Unlike how the works operate in the editorial environment, here they take on different scales, always in relation to the human body. Photograms are experienced beyond the physical limits of the book or the photographic paper, leaving aside their individual quality to dialogue with the other pieces, with the space and the support that hold them; they merge with other existing elements around them. Added to the fact that “In visual perception, color is almost never as it really is —as it physically is” (5), and thanks to the sculptural folds of the pieces, the color in the frames is conditioned to the architecture, the shades and intensities vary according to the spatial context and lighting external to them. In the darkroom, Menchelli had to project or imagine color in its sculptural version, generating a tension between the trace of the photographic ghost and the present from which the work is exhibited and observed, where it is finally fixed and complete. This combination of elements makes the viewer’s reading path less predictable, since they are works whose edges are difficult to define. There is a dialogue in the interaction of the fragments, between the beginning and the end of each fold, line or limit, but there is also a break in visual sequentiality; generating something else, a passage between the frame and the object, the image and the sculpture. After all, repetition is visibility and certainty. Here the irruption and the difference make it impossible to trace a path.

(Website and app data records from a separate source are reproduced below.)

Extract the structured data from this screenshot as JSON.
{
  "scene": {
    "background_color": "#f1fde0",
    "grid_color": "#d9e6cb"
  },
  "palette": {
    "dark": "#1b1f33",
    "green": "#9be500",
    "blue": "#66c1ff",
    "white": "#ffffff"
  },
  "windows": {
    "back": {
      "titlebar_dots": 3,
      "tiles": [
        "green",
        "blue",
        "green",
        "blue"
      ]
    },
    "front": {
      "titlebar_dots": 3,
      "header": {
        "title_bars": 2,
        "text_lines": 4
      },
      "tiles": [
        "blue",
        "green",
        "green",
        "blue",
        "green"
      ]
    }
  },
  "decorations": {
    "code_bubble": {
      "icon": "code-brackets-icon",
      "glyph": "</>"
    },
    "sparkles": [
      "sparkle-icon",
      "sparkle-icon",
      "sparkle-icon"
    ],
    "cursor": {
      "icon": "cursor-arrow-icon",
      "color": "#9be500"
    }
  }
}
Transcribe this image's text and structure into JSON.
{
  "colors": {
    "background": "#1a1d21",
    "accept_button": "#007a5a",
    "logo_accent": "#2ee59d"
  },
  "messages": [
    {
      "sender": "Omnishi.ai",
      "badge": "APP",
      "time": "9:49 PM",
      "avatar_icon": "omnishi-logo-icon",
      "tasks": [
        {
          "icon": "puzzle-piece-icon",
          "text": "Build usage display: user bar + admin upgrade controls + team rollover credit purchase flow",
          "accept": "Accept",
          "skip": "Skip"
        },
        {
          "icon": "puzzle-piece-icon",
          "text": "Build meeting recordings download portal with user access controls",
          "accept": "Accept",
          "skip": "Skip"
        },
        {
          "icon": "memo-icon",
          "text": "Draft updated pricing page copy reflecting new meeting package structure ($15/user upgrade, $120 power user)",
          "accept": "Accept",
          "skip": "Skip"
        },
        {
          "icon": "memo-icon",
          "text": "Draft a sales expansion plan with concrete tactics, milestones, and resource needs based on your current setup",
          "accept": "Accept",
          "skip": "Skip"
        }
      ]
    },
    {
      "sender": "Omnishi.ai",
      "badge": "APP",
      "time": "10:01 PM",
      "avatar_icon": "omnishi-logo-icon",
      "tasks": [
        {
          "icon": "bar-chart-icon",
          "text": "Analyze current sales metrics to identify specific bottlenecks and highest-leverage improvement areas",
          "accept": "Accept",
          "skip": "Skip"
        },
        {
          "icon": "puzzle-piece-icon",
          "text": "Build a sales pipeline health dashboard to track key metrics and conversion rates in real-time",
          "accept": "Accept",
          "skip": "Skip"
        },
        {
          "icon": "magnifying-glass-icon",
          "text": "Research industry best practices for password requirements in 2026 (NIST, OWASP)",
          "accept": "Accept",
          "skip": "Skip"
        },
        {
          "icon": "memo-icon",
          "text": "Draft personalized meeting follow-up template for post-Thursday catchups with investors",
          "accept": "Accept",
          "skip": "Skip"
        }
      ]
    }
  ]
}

I carry all the names I’m given, Fabiola Menchelli
Curated by Laura Orozco
Arroniz Arte Contemporáneo
CDMX México, Feb – Apr 2022
(1) Cristina Rivera Garza, Newton’s disk: Ten Essays on Color, Mexico City, Bonobos Editores, National Autonomous University of Mexico, General Directorate of Cultural Diffusion, 2011, p. 44.
(2) Excerpt from the poem “A Piece of Writing that won me $200 in eighth grade” written by the artist and writer Manuel Arturo Abreu.
(3) Margaret Iversen, “The Surrealist Situation of the Photographed Object” in, Stephen Melville (ed.), Williamstown, Sterling and Francine Clark Art Institute, 2005, p. 188.
(4) Christian Scheidemann, “Material as Language in Contemporary Art” in, Stephen Melville (ed.), Williamstown, Sterling and Francine Clark Art Institute, 2005, p. 76
(5) Josef Albers, Interaction of Color, Yale University, 1963, p. 1